Due to license restrictions, this resource is available to EPA employees and authorized contractors only
Contents Notes

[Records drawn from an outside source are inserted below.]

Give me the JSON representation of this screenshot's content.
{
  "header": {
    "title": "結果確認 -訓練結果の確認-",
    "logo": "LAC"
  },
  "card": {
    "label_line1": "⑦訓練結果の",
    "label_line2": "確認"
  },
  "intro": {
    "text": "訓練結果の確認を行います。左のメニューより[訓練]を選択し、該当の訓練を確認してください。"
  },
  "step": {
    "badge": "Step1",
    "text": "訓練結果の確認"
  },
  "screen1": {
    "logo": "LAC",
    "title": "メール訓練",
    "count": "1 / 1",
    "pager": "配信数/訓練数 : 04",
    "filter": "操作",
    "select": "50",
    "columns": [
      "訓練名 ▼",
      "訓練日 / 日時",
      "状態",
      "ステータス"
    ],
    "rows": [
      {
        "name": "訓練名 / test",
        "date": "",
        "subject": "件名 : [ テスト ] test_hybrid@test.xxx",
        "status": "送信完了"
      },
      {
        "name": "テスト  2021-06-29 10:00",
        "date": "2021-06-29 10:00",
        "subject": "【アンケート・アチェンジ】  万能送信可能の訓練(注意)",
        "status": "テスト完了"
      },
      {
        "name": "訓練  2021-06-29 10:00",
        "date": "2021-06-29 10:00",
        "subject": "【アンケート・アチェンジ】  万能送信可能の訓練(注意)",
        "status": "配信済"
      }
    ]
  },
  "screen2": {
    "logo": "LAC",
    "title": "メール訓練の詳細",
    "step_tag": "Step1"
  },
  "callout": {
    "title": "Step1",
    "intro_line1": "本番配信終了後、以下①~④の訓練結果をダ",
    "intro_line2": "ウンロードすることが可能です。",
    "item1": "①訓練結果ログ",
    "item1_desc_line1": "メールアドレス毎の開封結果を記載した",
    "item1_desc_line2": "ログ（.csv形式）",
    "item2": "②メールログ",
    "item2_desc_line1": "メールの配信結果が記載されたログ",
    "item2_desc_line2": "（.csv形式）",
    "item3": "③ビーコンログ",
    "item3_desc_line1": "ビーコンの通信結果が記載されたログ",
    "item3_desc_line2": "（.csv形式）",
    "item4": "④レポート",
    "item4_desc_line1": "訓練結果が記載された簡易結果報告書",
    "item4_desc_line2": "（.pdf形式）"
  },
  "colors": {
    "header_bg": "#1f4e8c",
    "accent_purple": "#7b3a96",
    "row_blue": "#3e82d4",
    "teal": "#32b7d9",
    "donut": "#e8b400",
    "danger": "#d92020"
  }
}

Executive Summary -- A Summary of the Discussions -- Prospects for the Global Energy Market -- An Overview -- A Political Perspective -- An Analytical Perspective -- An Economic Perspective -- National Strategic Energy Interests -- Energy Security and Unresolved Conflict in the Caucasus -- Prospects for Russian Energy -- Evolving Roles of Multilateral Organisations and the Private Sector -- Overview -- The International Energy Forum and Energy Security & Stability -- The View from Brussels -- Regional Challenges: the Middle East -- National Strategic Energy Interests and Creating Regional Stability in the Middle East -- Emerging Threats to Energy Security and Stability -- IRAQ: A Japanese Perspective -- Regional Challenges - North Africa -- Libya -- The North African Challenge -- Regional Challenges - the Caucasus Region - Caspian & Black Sea Basins -- Turkey & Nato -- Prospects for the Caucasus, the Corridor between Two Continents - Keynote Address -- Tatarstan: Euro Islam in the Volga Region -- Critical Energy System Infrastructure (CESI) - Emerging Threats to Shipping and Pipelines -- Shipping: Vital, Vulnerable and Little Understood -- The Straits of Malacca: Critical Sea-Lane Chokepoint -- Background Papers on the World Energy Market -- The Geo-Political Future of the Gulf -- China and Opec -- Egypt - a Promise Yet to be Fulfilled -- Egypt's Race for Gas Export Markets -- Saudi Arabia -- Saudi Society -- Central Asia and the Caspian Basin -- Initiatives Emanating from the Workshop -- Initiative: Energy Security and Unresolved Conflict in the Caucasus -- Initiative on Pipelines Ports and Shipping Security - Building Public-Private Cooperation -- Energy Security & Nato Strategic Interests After 9/11 -- Press Coverage -- Epolitix -- Epolitix -- Bloomberg News -- The Times. Emerging Threats to Energy Security and Stability January 23 to January 25, 2004, Windsor Castle, UK This two-day NATO-sponsored workshop was organised by the Windsor Energy Group and MEC International Ltd with support from NATO's Science Committee. The workshop was designed to promote a public-private sector exchange on how best to address issues arising in energy security at a time of growing uncertainty. In particular, it sought to assess emerging threats to energy security and stability and discuss new security strategies to protect global energy supplies from regional instability and terrorism. The format involved a wide-ranging international group of poli- formers and advisers from NATO, Partner and other countries, in a unique forum for intensive expert discussion. Background The international community is increasingly conscious of the need to develop new energy security strategies in order to protect global energy supplies from regional instability and terrorism. Energy security is a vital element in international stability. However, a variety of energy-related economic, technical, and military/political factors pose serious challenges to the international community's pursuit of energy security and stability: The global economy is expected to continue to be largely dependent on oil and gas for the next twenty to thirty years. Current levels of production may need to be doubled in this period, with most of the increment coming from the Gulf States who control 66% of global oil reserves and 40% of global natural gas reserves. There are forecasts of significant capacity shortfalls.